Despite setbacks, the hotly anticipated Airbus A321XLR is expected to enter service in 2023. That might seem like a long time off, but it will pass in a flash. Among the customers lining up for the new XLRs is Budapest-based Wizz Air. That’s got the pundits guessing where Wizz will start flying their XLRs. It is still a parlor game, but we now know Wizz has no plans to send the A321XLRs across the Atlantic.
Wizz Air rules out flying the A321XLR across the Atlantic
Wizz Air is set to receive 20 Airbus A321XLRs. Wizz’s owners, Indigo Partners, signed a deal to buy 50 of the planes in 2019. Among its stable of airlines, Indigo Partners is giving Wizz Air the lion’s share of the new planes.
The XLR is the next step forward in the A321neo’s evolution. The XLR’s key difference is its massive range – 5,400 miles (8,700 kilometers). In contrast, the standard A321neo has a range of just under 3,730 miles (6,000 kilometers). Boeing’s rival 737 MAX 8 can jet 4,080 miles (6,570 kilometers) before refueling. The XLR’s impressive range has some suggesting Wizz Air would be sending the plane onto transatlantic routes.
With a thick cluster of routes stretching from Reykjavik (KEF) in the west Almaty (ALA) in the east, it isn’t too much of a stretch to imagine Wizz going the extra miles and landing in North America. The A321XLR certainly has the capabilities to do so.
But in an exclusive webinar interview with Simple Flying, Wizz Air CCO George Michalolpoulos said the A321XLR would not be used to fly across the Atlantic.
“Our plan is really to connect the dots,” he told Simple Flying’s Joanna Bailey. “There are points we currently serve out of our 191 airports where you simply can’t fly direct because we don’t have the range in the on the 321neo. That’s where the primary purpose for us purchasing the XLR lies.”
Wizz Air puts the focus on price, not comfort
And that may be just as well. The average flight time between London (LHR) and New York (JFK) is a few minutes shy of eight hours.
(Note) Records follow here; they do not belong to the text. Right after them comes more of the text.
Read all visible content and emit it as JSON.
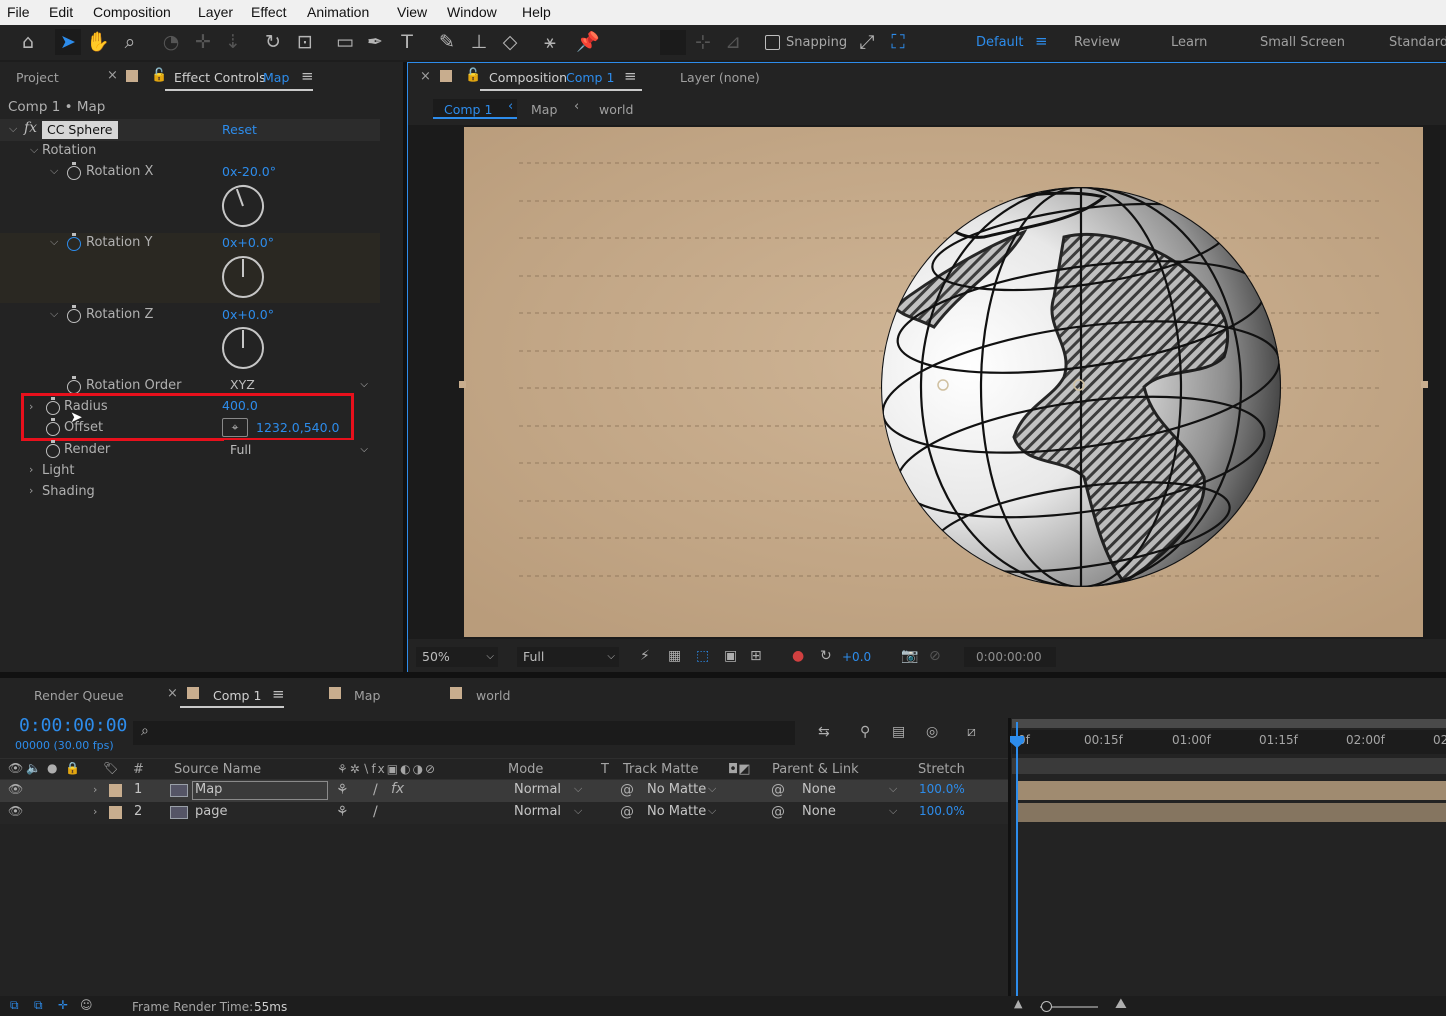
{
  "menu": [
    "File",
    "Edit",
    "Composition",
    "Layer",
    "Effect",
    "Animation",
    "View",
    "Window",
    "Help"
  ],
  "toolbar": {
    "snapping_label": "Snapping",
    "workspaces": [
      "Default",
      "Review",
      "Learn",
      "Small Screen",
      "Standard"
    ]
  },
  "left_panel": {
    "tab_project": "Project",
    "tab_effect_controls": "Effect Controls",
    "tab_effect_controls_layer": "Map",
    "breadcrumb": "Comp 1 • Map",
    "effect_name": "CC Sphere",
    "reset_label": "Reset",
    "rotation_group": "Rotation",
    "rotation_x_label": "Rotation X",
    "rotation_x_value": "0x-20.0°",
    "rotation_y_label": "Rotation Y",
    "rotation_y_value": "0x+0.0°",
    "rotation_z_label": "Rotation Z",
    "rotation_z_value": "0x+0.0°",
    "rotation_order_label": "Rotation Order",
    "rotation_order_value": "XYZ",
    "radius_label": "Radius",
    "radius_value": "400.0",
    "offset_label": "Offset",
    "offset_value": "1232.0,540.0",
    "render_label": "Render",
    "render_value": "Full",
    "light_label": "Light",
    "shading_label": "Shading"
  },
  "viewer": {
    "tab_label": "Composition",
    "tab_comp": "Comp 1",
    "layer_tab": "Layer (none)",
    "crumbs": [
      "Comp 1",
      "Map",
      "world"
    ],
    "zoom": "50%",
    "resolution": "Full",
    "exposure": "+0.0",
    "timecode": "0:00:00:00"
  },
  "timeline": {
    "tabs": [
      "Render Queue",
      "Comp 1",
      "Map",
      "world"
    ],
    "current_time": "0:00:00:00",
    "frame_info": "00000 (30.00 fps)",
    "search_placeholder": "",
    "columns": {
      "num": "#",
      "source": "Source Name",
      "mode": "Mode",
      "t": "T",
      "track_matte": "Track Matte",
      "parent": "Parent & Link",
      "stretch": "Stretch"
    },
    "layers": [
      {
        "num": "1",
        "name": "Map",
        "mode": "Normal",
        "matte": "No Matte",
        "parent": "None",
        "stretch": "100.0%"
      },
      {
        "num": "2",
        "name": "page",
        "mode": "Normal",
        "matte": "No Matte",
        "parent": "None",
        "stretch": "100.0%"
      }
    ],
    "ruler": [
      "0f",
      "00:15f",
      "01:00f",
      "01:15f",
      "02:00f",
      "02"
    ]
  },
  "status": {
    "frame_render_label": "Frame Render Time:",
    "frame_render_value": "55ms"
  },
  "colors": {
    "accent": "#2d8ceb",
    "highlight_box": "#e8101c",
    "paper": "#c8ad8e"
  }
}
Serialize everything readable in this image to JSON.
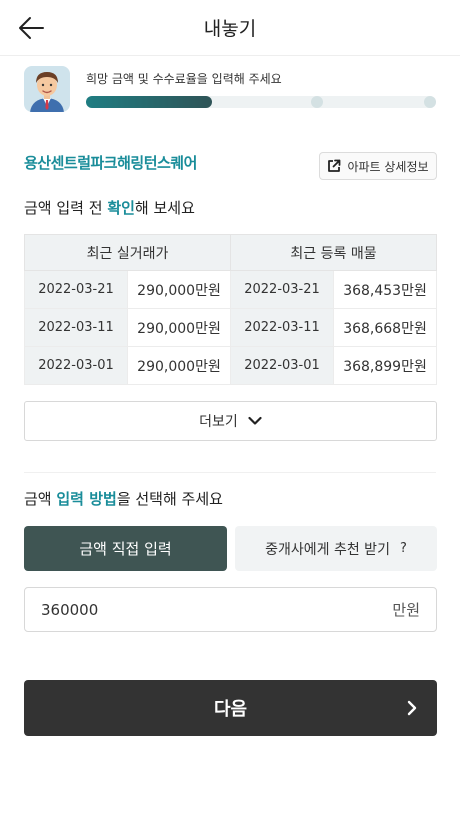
{
  "header": {
    "title": "내놓기",
    "back_icon": "arrow-left-icon"
  },
  "progress": {
    "label": "희망 금액 및 수수료율을 입력해 주세요",
    "fraction": 0.36,
    "steps": 3,
    "colors": {
      "fill_start": "#1f7d82",
      "fill_end": "#2f5457",
      "track": "#eef2f3"
    }
  },
  "apartment": {
    "name": "용산센트럴파크해링턴스퀘어",
    "detail_label": "아파트 상세정보",
    "detail_icon": "external-link-icon"
  },
  "check": {
    "prefix": "금액 입력 전 ",
    "highlight": "확인",
    "suffix": "해 보세요"
  },
  "table": {
    "headers": [
      "최근 실거래가",
      "최근 등록 매물"
    ],
    "rows": [
      {
        "deal_date": "2022-03-21",
        "deal_price": "290,000만원",
        "listing_date": "2022-03-21",
        "listing_price": "368,453만원"
      },
      {
        "deal_date": "2022-03-11",
        "deal_price": "290,000만원",
        "listing_date": "2022-03-11",
        "listing_price": "368,668만원"
      },
      {
        "deal_date": "2022-03-01",
        "deal_price": "290,000만원",
        "listing_date": "2022-03-01",
        "listing_price": "368,899만원"
      }
    ]
  },
  "more": {
    "label": "더보기",
    "icon": "chevron-down-icon"
  },
  "method": {
    "prefix": "금액 ",
    "highlight": "입력 방법",
    "suffix": "을 선택해 주세요",
    "direct_label": "금액 직접 입력",
    "agent_label": "중개사에게 추천 받기",
    "help_mark": "?"
  },
  "amount": {
    "value": "360000",
    "unit": "만원"
  },
  "next": {
    "label": "다음",
    "icon": "chevron-right-icon"
  },
  "colors": {
    "accent": "#1a8d9a",
    "selected_button": "#3f5553",
    "next_button": "#333333"
  }
}
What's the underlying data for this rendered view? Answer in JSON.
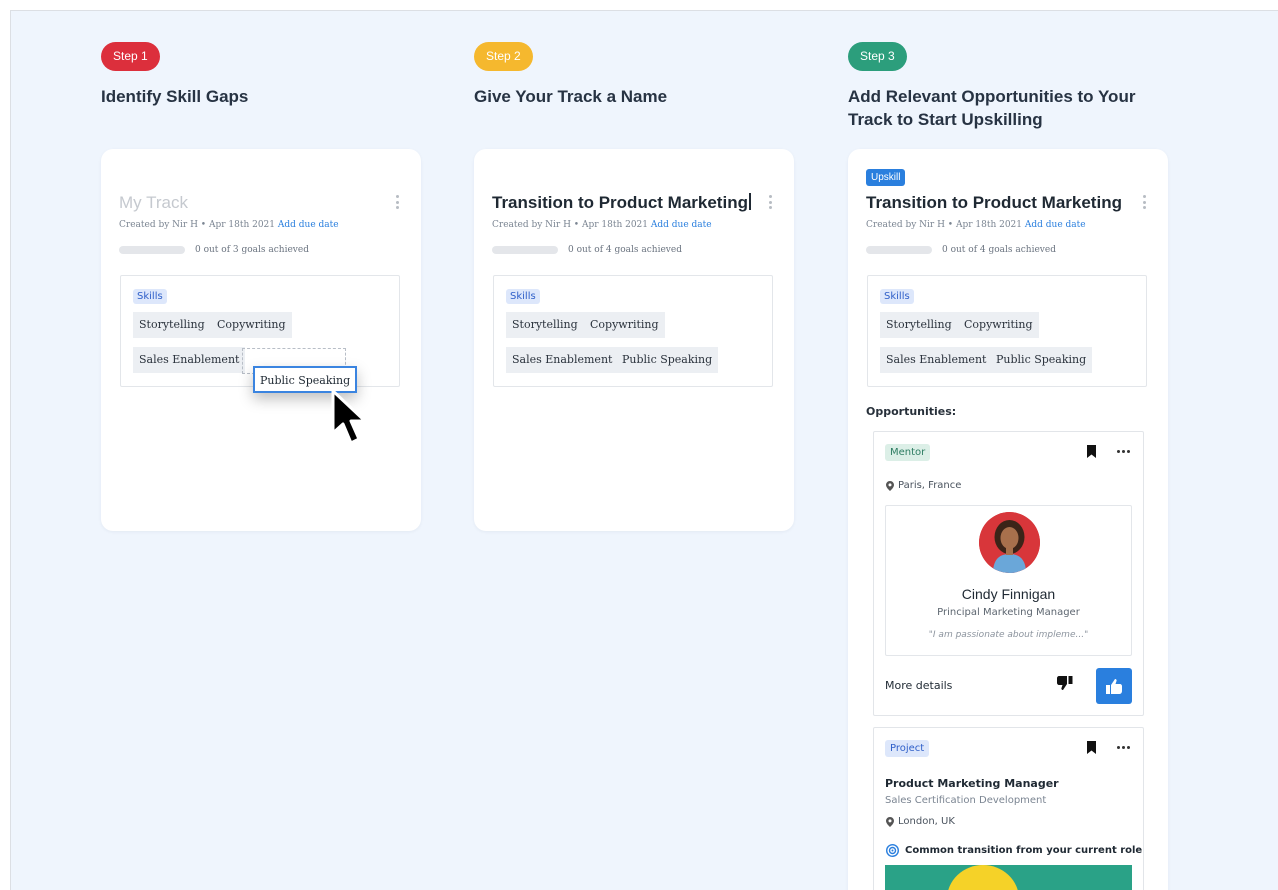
{
  "steps": [
    {
      "label": "Step 1",
      "title": "Identify Skill Gaps",
      "color": "#dc2f3c"
    },
    {
      "label": "Step 2",
      "title": "Give Your Track a Name",
      "color": "#f5b82e"
    },
    {
      "label": "Step 3",
      "title": "Add Relevant Opportunities to Your Track to Start Upskilling",
      "color": "#2c9e7c"
    }
  ],
  "card1": {
    "title": "My Track",
    "meta_prefix": "Created by Nir H • Apr 18th 2021",
    "due_link": "Add due date",
    "progress_text": "0 out of 3 goals achieved",
    "skills_label": "Skills",
    "skills": [
      "Storytelling",
      "Copywriting",
      "Sales Enablement"
    ],
    "dragging_skill": "Public Speaking"
  },
  "card2": {
    "title": "Transition to Product Marketing",
    "meta_prefix": "Created by Nir H • Apr 18th 2021",
    "due_link": "Add due date",
    "progress_text": "0 out of 4 goals achieved",
    "skills_label": "Skills",
    "skills": [
      "Storytelling",
      "Copywriting",
      "Sales Enablement",
      "Public Speaking"
    ]
  },
  "card3": {
    "badge": "Upskill",
    "title": "Transition to Product Marketing",
    "meta_prefix": "Created by Nir H • Apr 18th 2021",
    "due_link": "Add due date",
    "progress_text": "0 out of 4 goals achieved",
    "skills_label": "Skills",
    "skills": [
      "Storytelling",
      "Copywriting",
      "Sales Enablement",
      "Public Speaking"
    ],
    "opportunities_label": "Opportunities:",
    "mentor": {
      "tag": "Mentor",
      "location": "Paris, France",
      "name": "Cindy Finnigan",
      "role": "Principal Marketing Manager",
      "quote": "\"I am passionate about impleme...\"",
      "more_details": "More details"
    },
    "project": {
      "tag": "Project",
      "title": "Product Marketing Manager",
      "subtitle": "Sales Certification Development",
      "location": "London, UK",
      "transition_note": "Common transition from your current role"
    }
  },
  "colors": {
    "accent": "#2a7fde",
    "background": "#eff5fd",
    "mentor_tag_bg": "#dcefe7",
    "mentor_tag_fg": "#2f7d63",
    "project_tag_bg": "#dde7fb",
    "project_tag_fg": "#3060c9"
  },
  "icons": [
    "kebab-icon",
    "cursor-arrow-icon",
    "bookmark-icon",
    "more-icon",
    "location-pin-icon",
    "thumbs-down-icon",
    "thumbs-up-icon",
    "target-icon"
  ]
}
That is a long time to spend in a single-aisle plane, doubly so in a single-aisle plane on a low-cost carrier like Wizz Air. Taking further gloss off the prospects of a Wizz Air A321XLR flight to JFK, Michalopoulos told Simple Flying passenger comfort was secondary to price concerns when operating his new planes. However, for Wizz, that’s the basis of their (successful) operating model.
“At the end of the day, consumers are looking to save on travel and spend that money when they reach their destination,” the Wizz Air CCO said.
India is a potential destination for Wizz’s A321XLR
Wizz Air already puts passengers onto single-aisle planes on flights up to six hours. George Michalolpoulos argues the A321XLR will suit underserviced long thin routes that won’t profitably support wide-bodied flights. He suggests the XLR could be a candidate to operate Wizz’s proposed India flights from its new Abu Dhabi base.
“We haven’t finalized the allocation, and we haven’t made any announcements on how we are going to allocate the XLR, but India would certainly be a candidate.”
Wizz Air presently plans to start flying the A321XLR in 2023. The airline will probably be keeping us guessing where to for a little while yet.